The Olympic Spirit is still alive: Poland’s Olympian and Paralympian auction off their Rio-2016 medals to fund children's cancer treatment

Leszek J. Sibilski's picture

 “The things you learn from sports – setting goals, being part of a team, confidence – that’s invaluable. It’s not about trophies and ribbons. It’s about being on time for practice, accepting challenges and being fearful of the elements.” — Summer Sanders
  
As the Olympic flame, once stolen from Zeus by Prometheus, was extinguished, the world bid farewell to the 2016 Summer Olympics and Paralympics in Rio de Janeiro. The downpour that drenched the Maracana Stadium during the Olympic Closing Ceremony didn’t interrupt the carnival with the Brazilian Balao music. Near the end, to the sound of samba beats, the President of the International Olympic Committee, Thomas Bach declared: “These were marvelous Olympic Games, in the Marvelous City.” A few weeks later at the Paralympic Closing Ceremony, Sir Philip Craven, the President of the International Paralympic Committee proclaimed: “Marvelous Cariocas, you warmly embraced these Games and took the athletes to your hearts. You made the Paralympics your Games, the People’s Games, and we will forever cherish our time spent with you.” 
 
The next day as guests started to travel back home, the Cariocas were on the verge of facing the reality of post-Olympic nostalgic trauma. To be sure, some of the athletes were already in the middle of the post-Olympic media frenzy; some were sharing the shiny hardware with their communities and their loved ones; some joined the professional tours to continue their season; and some simply went to bed to catch up on some well-deserved sleep. Many of them promised themselves no more -- this is the end of the Olympic journey, and some obliged themselves to work harder to be ready for Tokyo 2020. Some hit the books to experience a back to school reality, and some decided to start families.
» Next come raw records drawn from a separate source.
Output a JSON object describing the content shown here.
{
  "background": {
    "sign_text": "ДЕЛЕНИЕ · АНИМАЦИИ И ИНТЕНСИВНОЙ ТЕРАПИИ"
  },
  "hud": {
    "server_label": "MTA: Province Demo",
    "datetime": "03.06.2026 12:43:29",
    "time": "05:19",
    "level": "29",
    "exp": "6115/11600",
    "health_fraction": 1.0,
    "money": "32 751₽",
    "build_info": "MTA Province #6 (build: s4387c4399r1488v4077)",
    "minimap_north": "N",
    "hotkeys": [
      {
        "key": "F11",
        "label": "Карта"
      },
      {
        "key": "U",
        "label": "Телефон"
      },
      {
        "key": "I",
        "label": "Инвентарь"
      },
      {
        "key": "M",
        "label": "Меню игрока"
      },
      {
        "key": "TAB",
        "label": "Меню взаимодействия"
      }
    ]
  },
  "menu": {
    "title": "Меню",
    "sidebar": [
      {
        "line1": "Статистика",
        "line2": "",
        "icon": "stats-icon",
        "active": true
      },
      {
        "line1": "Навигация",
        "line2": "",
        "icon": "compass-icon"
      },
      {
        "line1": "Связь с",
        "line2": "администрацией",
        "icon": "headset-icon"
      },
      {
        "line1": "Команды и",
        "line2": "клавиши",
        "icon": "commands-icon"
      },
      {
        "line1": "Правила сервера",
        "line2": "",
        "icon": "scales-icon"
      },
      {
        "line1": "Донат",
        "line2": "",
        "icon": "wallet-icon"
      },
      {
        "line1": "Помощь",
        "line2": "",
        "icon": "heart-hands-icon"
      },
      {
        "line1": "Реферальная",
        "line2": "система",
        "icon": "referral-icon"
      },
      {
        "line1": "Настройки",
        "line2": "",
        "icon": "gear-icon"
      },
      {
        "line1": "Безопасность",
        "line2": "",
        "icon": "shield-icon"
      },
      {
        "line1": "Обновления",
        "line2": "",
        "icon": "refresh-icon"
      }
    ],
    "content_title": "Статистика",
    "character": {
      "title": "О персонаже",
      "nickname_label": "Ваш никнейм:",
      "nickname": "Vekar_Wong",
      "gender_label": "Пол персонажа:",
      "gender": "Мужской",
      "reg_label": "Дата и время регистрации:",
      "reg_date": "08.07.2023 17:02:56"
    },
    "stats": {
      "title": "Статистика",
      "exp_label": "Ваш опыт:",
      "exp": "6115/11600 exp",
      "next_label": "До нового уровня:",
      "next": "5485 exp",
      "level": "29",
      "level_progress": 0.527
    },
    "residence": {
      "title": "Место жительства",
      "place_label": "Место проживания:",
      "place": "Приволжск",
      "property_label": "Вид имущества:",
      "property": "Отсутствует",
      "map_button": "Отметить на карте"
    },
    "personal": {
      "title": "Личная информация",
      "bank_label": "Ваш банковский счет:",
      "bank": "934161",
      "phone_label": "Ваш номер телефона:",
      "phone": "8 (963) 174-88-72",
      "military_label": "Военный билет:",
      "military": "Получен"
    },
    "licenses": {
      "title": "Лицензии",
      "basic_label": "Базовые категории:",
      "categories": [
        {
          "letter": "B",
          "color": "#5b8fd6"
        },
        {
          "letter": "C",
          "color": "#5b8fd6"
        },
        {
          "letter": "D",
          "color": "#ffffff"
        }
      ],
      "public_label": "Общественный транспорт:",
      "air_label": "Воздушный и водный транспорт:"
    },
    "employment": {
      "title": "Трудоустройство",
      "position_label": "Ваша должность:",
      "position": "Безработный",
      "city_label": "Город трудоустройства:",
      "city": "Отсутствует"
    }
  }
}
And the Walls Came Tumbling Down

Anne-Katrin Arnold's picture

November 9th is an ambiguous day for Germany. On November 9, 1938, the Nazis killed 400 Jews, arrested about 30,000 more, destroyed over 800 synagogues and thousands of homes and businesses in the Kristallnacht, a pogrom against German and Austrian Jews.
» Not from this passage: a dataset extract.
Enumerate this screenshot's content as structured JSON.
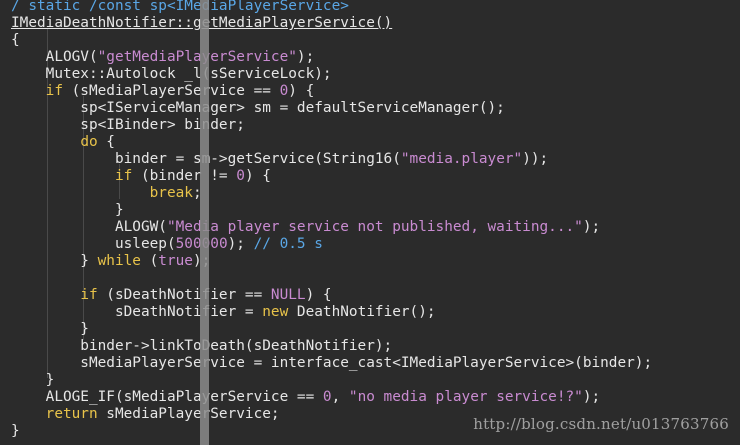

About half a century later, on November 9, 1989, Germans in East and West Berlin stormed the Berlin Wall, the symbol of the Cold War, and brought down the Iron Curtain, literally with their own hands. I lived in East Germany when people started going out into the streets, chanting "We are the people" and demanding more freedom from the communist government. In September 1989 the first so called Monday Demonstration brought people out onto the street in Leipzig, first to pray for peace, then to demand freedom. I remember the exhilarating feeling when those demonstrations spread through other cities and drew more and more people until hundreds of thousands of East Germans protested - peacefully, without violence - for their rights.